Task directions: Among the lines below, count those with the word "this". Answer with the number only.

··· Records shown

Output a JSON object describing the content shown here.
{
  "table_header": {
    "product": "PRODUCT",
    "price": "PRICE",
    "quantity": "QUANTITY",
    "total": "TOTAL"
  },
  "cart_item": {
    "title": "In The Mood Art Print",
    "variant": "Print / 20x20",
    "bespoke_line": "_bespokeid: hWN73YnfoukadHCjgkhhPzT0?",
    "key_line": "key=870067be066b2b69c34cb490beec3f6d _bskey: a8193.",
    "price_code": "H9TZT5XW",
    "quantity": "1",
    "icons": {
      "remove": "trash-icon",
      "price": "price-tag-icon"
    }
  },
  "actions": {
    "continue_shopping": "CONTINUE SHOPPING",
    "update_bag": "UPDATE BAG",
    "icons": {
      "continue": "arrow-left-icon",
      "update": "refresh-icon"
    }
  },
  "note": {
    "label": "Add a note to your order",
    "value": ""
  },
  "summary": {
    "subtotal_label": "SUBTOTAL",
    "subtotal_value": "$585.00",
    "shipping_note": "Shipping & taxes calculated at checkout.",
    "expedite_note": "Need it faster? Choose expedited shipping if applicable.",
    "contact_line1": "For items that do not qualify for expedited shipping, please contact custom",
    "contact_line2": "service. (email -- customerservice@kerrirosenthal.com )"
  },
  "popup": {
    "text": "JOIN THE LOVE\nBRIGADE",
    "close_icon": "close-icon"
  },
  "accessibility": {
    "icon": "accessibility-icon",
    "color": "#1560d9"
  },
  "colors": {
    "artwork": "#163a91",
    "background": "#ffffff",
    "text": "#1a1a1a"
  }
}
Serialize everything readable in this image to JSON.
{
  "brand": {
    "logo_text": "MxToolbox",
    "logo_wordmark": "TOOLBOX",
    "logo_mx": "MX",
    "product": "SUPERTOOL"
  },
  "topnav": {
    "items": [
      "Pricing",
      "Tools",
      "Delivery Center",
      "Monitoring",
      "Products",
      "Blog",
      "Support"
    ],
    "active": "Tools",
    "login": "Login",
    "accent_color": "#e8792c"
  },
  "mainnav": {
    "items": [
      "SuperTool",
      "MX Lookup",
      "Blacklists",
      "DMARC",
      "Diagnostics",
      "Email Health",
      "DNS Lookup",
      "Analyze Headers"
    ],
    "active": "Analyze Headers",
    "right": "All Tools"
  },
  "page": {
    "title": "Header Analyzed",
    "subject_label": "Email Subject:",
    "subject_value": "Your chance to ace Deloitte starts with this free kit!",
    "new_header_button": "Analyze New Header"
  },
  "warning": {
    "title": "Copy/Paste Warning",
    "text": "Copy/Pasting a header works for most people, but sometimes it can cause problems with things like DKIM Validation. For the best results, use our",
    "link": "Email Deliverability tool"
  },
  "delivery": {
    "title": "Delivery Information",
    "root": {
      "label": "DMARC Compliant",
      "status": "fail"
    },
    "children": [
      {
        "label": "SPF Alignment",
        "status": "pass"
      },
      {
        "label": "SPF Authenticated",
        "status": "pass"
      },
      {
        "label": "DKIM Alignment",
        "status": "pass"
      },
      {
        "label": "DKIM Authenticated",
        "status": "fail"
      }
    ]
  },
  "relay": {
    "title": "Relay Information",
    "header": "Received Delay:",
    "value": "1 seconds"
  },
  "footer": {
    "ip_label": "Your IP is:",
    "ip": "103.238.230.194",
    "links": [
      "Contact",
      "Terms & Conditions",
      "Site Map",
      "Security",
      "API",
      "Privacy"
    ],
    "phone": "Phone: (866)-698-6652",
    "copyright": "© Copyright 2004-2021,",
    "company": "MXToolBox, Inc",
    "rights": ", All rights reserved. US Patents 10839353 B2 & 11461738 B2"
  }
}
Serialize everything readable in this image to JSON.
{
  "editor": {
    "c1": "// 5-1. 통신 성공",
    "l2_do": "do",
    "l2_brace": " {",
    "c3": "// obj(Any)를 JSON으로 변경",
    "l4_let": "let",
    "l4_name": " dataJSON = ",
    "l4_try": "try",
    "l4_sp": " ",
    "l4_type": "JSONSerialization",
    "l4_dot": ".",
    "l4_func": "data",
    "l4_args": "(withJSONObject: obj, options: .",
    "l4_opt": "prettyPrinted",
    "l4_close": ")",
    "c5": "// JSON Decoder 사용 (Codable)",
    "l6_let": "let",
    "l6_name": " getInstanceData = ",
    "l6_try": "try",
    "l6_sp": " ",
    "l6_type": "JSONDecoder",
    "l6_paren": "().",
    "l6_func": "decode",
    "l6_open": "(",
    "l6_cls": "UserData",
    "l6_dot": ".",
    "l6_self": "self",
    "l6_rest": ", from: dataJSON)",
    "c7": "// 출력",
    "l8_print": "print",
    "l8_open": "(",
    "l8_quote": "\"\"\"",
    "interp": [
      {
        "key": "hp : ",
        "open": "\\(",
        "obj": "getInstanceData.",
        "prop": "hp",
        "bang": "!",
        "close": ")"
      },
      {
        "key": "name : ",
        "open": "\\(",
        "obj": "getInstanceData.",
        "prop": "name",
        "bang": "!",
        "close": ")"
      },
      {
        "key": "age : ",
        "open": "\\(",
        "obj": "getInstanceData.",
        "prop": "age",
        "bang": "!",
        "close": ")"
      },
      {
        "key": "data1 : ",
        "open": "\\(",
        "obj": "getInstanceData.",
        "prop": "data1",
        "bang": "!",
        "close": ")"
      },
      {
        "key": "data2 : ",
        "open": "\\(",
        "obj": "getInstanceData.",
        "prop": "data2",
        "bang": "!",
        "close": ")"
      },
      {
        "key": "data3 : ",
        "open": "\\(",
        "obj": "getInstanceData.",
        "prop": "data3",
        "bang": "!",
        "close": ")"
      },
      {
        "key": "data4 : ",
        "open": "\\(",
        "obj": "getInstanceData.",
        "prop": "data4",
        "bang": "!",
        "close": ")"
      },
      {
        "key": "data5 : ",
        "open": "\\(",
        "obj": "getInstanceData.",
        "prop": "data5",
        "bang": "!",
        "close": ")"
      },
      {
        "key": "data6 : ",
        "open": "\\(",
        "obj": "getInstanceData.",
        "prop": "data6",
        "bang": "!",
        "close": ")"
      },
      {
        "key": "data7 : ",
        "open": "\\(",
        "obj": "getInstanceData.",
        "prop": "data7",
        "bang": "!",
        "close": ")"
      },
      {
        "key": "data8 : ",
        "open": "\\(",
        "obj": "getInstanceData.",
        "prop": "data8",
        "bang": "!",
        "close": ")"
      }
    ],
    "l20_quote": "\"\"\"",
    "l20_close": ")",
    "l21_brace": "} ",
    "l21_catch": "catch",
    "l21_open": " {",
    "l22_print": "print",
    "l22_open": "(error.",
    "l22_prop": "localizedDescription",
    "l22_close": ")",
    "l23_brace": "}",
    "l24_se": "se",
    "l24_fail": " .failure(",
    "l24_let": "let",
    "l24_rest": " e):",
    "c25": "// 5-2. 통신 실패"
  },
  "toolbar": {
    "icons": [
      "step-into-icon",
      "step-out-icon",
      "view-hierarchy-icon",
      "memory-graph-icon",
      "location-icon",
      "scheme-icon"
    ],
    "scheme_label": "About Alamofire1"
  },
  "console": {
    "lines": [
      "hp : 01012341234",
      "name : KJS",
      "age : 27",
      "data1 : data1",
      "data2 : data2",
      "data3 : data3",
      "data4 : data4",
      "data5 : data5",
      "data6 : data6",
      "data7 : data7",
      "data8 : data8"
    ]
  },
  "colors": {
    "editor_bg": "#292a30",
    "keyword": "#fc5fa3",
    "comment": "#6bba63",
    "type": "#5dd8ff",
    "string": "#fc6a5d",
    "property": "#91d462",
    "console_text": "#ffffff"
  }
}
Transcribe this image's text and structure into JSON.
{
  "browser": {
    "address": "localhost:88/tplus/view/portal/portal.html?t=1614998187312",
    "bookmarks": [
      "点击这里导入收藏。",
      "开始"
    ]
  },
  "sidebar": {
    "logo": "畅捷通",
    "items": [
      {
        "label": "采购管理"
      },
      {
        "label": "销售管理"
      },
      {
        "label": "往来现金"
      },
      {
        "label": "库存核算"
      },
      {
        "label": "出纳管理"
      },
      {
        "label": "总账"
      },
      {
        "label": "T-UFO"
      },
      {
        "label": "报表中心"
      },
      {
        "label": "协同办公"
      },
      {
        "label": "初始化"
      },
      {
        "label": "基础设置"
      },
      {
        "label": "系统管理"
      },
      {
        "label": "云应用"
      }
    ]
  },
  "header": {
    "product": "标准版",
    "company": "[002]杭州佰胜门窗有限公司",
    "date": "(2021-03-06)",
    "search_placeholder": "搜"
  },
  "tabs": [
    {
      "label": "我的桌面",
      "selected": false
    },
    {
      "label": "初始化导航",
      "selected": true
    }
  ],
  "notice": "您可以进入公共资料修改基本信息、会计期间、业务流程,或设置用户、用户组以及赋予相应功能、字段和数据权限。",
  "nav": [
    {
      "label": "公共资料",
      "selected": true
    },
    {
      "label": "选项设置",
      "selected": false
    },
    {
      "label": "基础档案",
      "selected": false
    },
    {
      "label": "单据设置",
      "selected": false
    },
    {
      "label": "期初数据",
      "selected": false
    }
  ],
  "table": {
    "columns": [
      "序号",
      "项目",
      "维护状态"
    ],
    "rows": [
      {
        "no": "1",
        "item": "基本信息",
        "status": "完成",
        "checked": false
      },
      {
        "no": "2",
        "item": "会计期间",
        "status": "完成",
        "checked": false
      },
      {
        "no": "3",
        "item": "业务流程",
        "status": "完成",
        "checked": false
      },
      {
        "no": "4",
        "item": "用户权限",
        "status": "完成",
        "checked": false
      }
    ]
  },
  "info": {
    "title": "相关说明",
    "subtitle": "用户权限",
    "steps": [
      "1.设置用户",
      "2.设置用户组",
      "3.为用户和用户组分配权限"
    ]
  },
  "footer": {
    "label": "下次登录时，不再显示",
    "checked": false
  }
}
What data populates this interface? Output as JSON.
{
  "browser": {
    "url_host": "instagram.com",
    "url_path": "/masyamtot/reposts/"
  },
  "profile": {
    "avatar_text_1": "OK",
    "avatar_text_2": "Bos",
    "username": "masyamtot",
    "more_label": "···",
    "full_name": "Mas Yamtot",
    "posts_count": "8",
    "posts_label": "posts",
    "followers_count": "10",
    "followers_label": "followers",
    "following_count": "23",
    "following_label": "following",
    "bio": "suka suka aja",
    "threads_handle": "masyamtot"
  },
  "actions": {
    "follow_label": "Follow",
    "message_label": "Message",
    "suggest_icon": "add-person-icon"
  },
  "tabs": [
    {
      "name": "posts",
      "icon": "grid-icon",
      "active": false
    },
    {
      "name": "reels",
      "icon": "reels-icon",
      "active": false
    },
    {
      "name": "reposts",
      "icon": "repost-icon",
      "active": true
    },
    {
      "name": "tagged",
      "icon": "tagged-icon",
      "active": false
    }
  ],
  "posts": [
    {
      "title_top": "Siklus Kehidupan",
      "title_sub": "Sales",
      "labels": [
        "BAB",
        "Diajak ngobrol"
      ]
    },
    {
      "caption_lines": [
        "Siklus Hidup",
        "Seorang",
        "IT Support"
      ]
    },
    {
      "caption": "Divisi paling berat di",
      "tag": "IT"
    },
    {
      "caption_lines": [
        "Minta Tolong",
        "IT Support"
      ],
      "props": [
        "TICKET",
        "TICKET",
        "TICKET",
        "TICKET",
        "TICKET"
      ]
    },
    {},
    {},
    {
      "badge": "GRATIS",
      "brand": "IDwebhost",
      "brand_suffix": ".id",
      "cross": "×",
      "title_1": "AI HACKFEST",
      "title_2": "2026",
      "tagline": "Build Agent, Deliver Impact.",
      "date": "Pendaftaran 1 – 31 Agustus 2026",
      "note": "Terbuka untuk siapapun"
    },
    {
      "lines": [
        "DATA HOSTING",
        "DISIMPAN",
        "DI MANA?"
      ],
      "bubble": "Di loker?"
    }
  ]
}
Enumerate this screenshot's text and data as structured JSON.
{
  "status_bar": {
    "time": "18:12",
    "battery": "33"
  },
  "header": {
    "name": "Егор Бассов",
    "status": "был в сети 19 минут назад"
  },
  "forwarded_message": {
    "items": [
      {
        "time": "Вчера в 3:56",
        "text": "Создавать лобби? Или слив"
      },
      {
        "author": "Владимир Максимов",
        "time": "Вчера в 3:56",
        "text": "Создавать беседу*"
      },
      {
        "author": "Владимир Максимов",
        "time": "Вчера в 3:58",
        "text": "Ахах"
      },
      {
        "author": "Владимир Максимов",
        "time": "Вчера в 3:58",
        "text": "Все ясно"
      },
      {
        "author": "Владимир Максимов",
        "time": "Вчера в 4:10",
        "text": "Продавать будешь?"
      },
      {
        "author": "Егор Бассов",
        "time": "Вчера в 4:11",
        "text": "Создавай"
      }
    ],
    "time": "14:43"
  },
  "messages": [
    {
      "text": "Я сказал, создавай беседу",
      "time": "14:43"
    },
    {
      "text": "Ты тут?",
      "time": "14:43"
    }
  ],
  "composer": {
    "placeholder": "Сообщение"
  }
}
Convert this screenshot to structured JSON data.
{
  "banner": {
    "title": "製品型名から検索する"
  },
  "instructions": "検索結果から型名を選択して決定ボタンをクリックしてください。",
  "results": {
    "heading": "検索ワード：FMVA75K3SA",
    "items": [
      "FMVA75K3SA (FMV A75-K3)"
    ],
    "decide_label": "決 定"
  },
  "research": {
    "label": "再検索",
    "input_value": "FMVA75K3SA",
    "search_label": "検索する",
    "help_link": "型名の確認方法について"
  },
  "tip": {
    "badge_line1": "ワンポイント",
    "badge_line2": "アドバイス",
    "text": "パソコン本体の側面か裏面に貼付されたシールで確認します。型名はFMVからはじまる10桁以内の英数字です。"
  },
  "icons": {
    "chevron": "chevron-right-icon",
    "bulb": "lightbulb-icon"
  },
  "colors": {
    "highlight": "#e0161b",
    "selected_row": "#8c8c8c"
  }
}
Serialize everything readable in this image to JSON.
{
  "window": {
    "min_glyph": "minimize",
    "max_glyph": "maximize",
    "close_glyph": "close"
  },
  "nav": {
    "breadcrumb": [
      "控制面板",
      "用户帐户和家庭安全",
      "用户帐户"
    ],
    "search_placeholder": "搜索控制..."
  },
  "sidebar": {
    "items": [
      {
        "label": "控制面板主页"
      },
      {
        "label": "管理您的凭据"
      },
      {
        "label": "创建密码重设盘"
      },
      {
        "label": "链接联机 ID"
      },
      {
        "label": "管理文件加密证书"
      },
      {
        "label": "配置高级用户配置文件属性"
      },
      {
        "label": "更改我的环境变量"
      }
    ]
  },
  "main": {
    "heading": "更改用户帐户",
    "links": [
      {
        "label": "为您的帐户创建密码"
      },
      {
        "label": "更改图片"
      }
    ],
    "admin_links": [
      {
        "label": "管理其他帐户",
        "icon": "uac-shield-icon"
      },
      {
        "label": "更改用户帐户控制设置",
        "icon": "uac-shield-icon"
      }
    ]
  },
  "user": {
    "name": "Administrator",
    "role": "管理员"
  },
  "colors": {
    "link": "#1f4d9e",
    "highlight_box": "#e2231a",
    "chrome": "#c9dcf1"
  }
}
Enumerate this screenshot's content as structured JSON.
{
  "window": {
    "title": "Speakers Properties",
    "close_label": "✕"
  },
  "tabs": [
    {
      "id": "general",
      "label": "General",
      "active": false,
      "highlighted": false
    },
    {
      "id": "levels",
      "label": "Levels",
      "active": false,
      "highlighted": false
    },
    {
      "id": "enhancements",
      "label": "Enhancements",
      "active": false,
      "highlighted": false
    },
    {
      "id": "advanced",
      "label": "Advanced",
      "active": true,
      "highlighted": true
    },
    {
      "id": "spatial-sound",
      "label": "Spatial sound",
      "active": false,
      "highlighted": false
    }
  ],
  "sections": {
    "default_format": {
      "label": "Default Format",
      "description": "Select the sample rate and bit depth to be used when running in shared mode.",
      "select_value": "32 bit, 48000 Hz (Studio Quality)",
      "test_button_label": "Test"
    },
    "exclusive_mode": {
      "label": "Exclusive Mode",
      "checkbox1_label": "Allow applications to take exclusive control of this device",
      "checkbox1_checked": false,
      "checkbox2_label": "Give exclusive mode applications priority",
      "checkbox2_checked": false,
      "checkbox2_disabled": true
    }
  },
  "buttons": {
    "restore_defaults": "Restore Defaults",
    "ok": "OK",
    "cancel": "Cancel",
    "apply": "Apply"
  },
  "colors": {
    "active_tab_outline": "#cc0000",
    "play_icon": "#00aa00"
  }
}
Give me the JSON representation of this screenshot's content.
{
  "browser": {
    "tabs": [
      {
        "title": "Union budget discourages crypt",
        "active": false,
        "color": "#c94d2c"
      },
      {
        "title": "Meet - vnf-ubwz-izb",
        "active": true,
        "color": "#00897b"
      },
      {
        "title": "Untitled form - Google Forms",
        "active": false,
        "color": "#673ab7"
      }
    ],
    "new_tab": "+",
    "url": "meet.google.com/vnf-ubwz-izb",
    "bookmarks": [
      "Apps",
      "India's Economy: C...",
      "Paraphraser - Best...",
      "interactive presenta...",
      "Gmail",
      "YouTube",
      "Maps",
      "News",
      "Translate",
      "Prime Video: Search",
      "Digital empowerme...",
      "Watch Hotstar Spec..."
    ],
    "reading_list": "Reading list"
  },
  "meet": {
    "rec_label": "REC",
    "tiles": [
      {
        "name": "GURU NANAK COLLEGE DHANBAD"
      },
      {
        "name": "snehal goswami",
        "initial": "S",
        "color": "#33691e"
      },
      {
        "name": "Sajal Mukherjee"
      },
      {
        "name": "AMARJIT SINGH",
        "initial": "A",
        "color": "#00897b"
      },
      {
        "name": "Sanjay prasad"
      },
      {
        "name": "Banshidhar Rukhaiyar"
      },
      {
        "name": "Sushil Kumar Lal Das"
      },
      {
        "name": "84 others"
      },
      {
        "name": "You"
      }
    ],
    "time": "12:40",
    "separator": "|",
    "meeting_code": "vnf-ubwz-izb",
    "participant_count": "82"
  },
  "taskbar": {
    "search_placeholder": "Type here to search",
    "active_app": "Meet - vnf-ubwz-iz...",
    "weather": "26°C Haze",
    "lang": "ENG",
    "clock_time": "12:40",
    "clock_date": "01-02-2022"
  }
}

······

Answer: 11